Congrats! You just completed the first year of a content marketing program. You no doubt spent most of 2016 chasing people and deadlines in your roles as project manager, editor, and publisher (on top of your regular job duties) but hopefully, in the end, you experienced some real value:
• Increased engagement and followers on social media
• More valuable and timely conversations with prospects
• Better rankings in organic search results
• A deeper understanding of your company’s position in its industry
The content development cycle does not have to be as hectic in 2017 as it was in 2016. Take a breather in your second year by continuing what worked for your coworkers and audiences in the first year and discontinuing what didn’t. Following are five areas of your program to focus on first.
Think about the snags you faced last year. One expert always hard to get a hold of? A technical topic requiring more research or rounds of review than expected? This is the time to plan ahead and either change a protocol to get the results you need, or build in parallel tracks to work ahead on some articles.
Review the past year of published articles and their click rates. Make a list of the articles that were most popular with your audiences, the ones that were the most fun to produce, and the ones most timely for your industry. These topics should all be covered again next year in a new way since you already know they will be a hit.
All of your favorite magazines and talk shows have regularly occurring segments that audiences look forward to. They are a catch-all for facts, opinions, history, comic relief, and more. Departments are a great way to simplify your content planning process if you know you can tap your library and team of experts to easily fill the slot.
Review your company’s 2017 business goals to align them with your efforts. One main purpose of content is to walk prospects through the first few steps of the buying process.
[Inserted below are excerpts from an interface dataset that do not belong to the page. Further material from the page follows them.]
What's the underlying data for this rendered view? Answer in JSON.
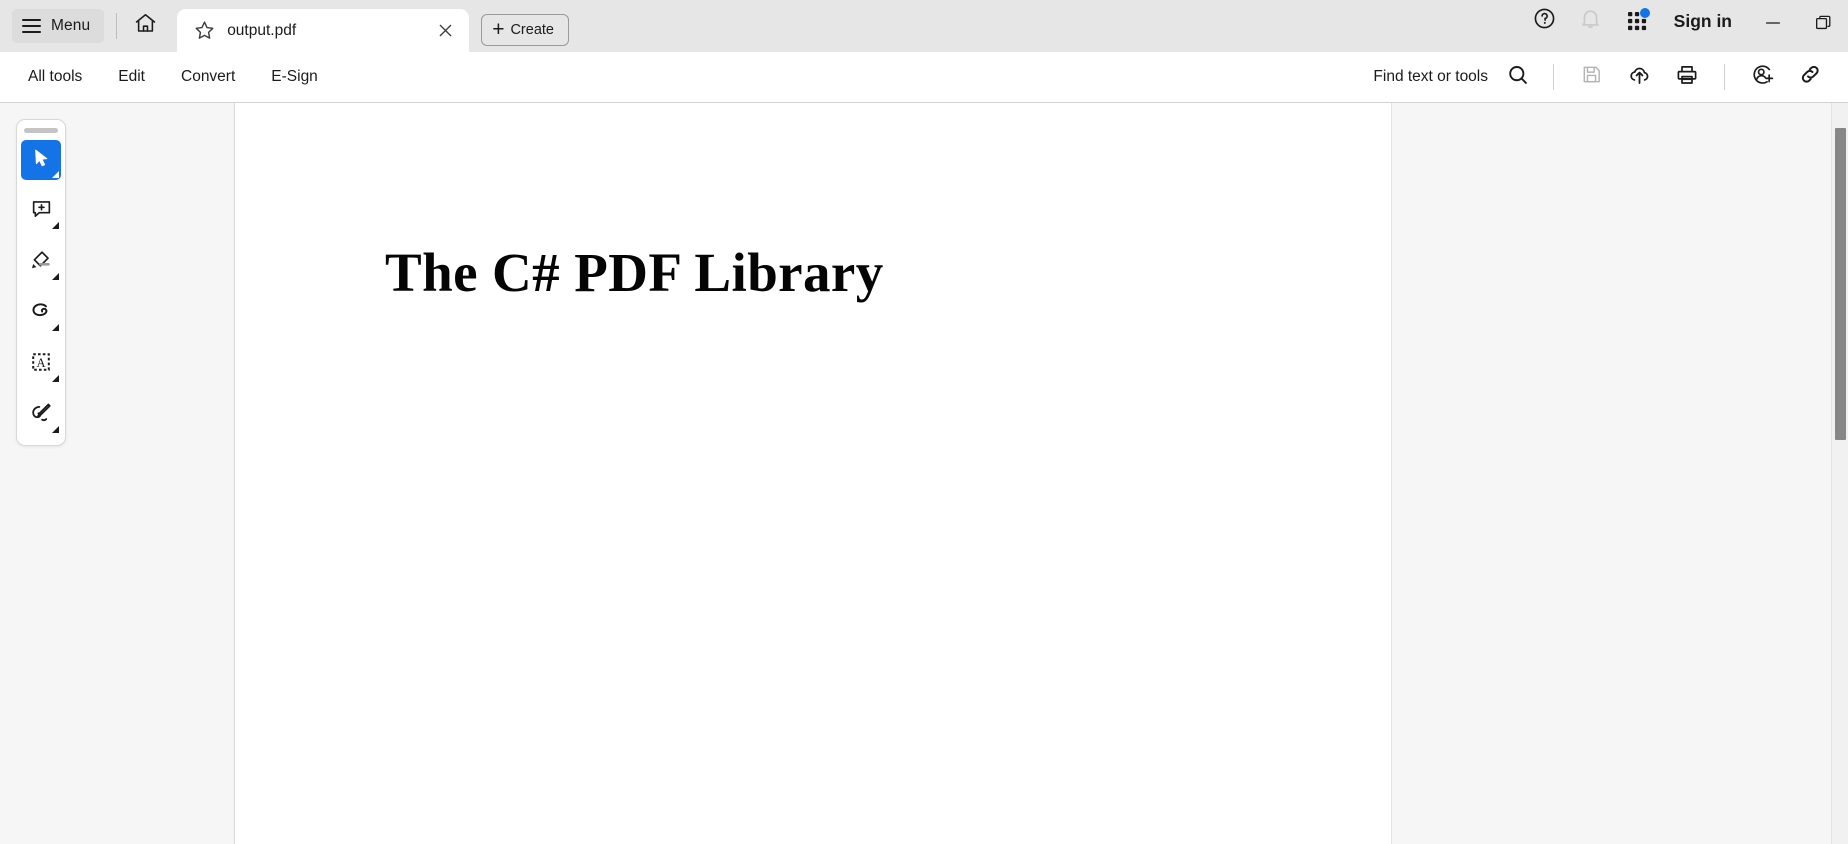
{
  "titlebar": {
    "menu_label": "Menu",
    "menu_icon": "hamburger-icon",
    "home_icon": "home-icon",
    "tab": {
      "star_icon": "star-outline-icon",
      "title": "output.pdf",
      "close_icon": "close-icon"
    },
    "create_label": "Create",
    "create_icon": "plus-icon",
    "help_icon": "help-circle-icon",
    "bell_icon": "bell-icon",
    "apps_icon": "app-grid-icon",
    "signin_label": "Sign in",
    "minimize_icon": "minimize-icon",
    "restore_icon": "restore-window-icon"
  },
  "toolbar": {
    "tabs": [
      {
        "label": "All tools",
        "name": "tab-all-tools"
      },
      {
        "label": "Edit",
        "name": "tab-edit"
      },
      {
        "label": "Convert",
        "name": "tab-convert"
      },
      {
        "label": "E-Sign",
        "name": "tab-e-sign"
      }
    ],
    "find_label": "Find text or tools",
    "find_icon": "search-icon",
    "actions": [
      {
        "name": "save-button",
        "icon": "floppy-save-icon",
        "disabled": true
      },
      {
        "name": "upload-cloud-button",
        "icon": "cloud-upload-icon",
        "disabled": false
      },
      {
        "name": "print-button",
        "icon": "printer-icon",
        "disabled": false
      },
      {
        "name": "share-person-button",
        "icon": "add-person-icon",
        "disabled": false
      },
      {
        "name": "copy-link-button",
        "icon": "link-icon",
        "disabled": false
      }
    ]
  },
  "tools": {
    "grip": "drag-handle",
    "items": [
      {
        "name": "tool-select",
        "icon": "cursor-arrow-icon",
        "label": "Select",
        "active": true
      },
      {
        "name": "tool-add-comment",
        "icon": "comment-plus-icon",
        "label": "Add comment",
        "active": false
      },
      {
        "name": "tool-highlight",
        "icon": "highlighter-icon",
        "label": "Highlight",
        "active": false
      },
      {
        "name": "tool-draw",
        "icon": "draw-freehand-icon",
        "label": "Draw",
        "active": false
      },
      {
        "name": "tool-add-text",
        "icon": "text-box-icon",
        "label": "Add text",
        "active": false
      },
      {
        "name": "tool-sign",
        "icon": "fountain-pen-icon",
        "label": "Sign",
        "active": false
      }
    ]
  },
  "document": {
    "heading": "The C# PDF Library"
  },
  "scrollbar": {
    "thumb_label": "vertical-scroll-thumb"
  },
  "colors": {
    "accent": "#1473e6",
    "titlebar_bg": "#e6e6e6",
    "chrome_bg": "#ffffff",
    "rail_bg": "#f6f6f6",
    "text": "#1b1b1b",
    "notification_dot": "#1473e6"
  }
}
It’s where a company can bring a problem to a prospect’s attention, share tips on how to solve it, and position the company as the best partner to help prospects solve it. If your company is trying to break into new markets in 2017, there should be content to support it.
We all can put so much effort into getting content approved and out the door every month that we short-change the promotional side of it. The only way content can influence the buying process is if it is shared in multiple ways and customized for each audience. Grade yourself on how well your team promoted the content you produced. Then, identify easy ways that your marketing team, sales team, and executive team can expand your content’s reach.
Your No. 1 focus in year two should be to nurture the momentum you established in year one. The best way to do this is to have a systematic, predictable process as a foundation. Then layer new, more risky ideas on top to test how you can blow 2016 results out of the water.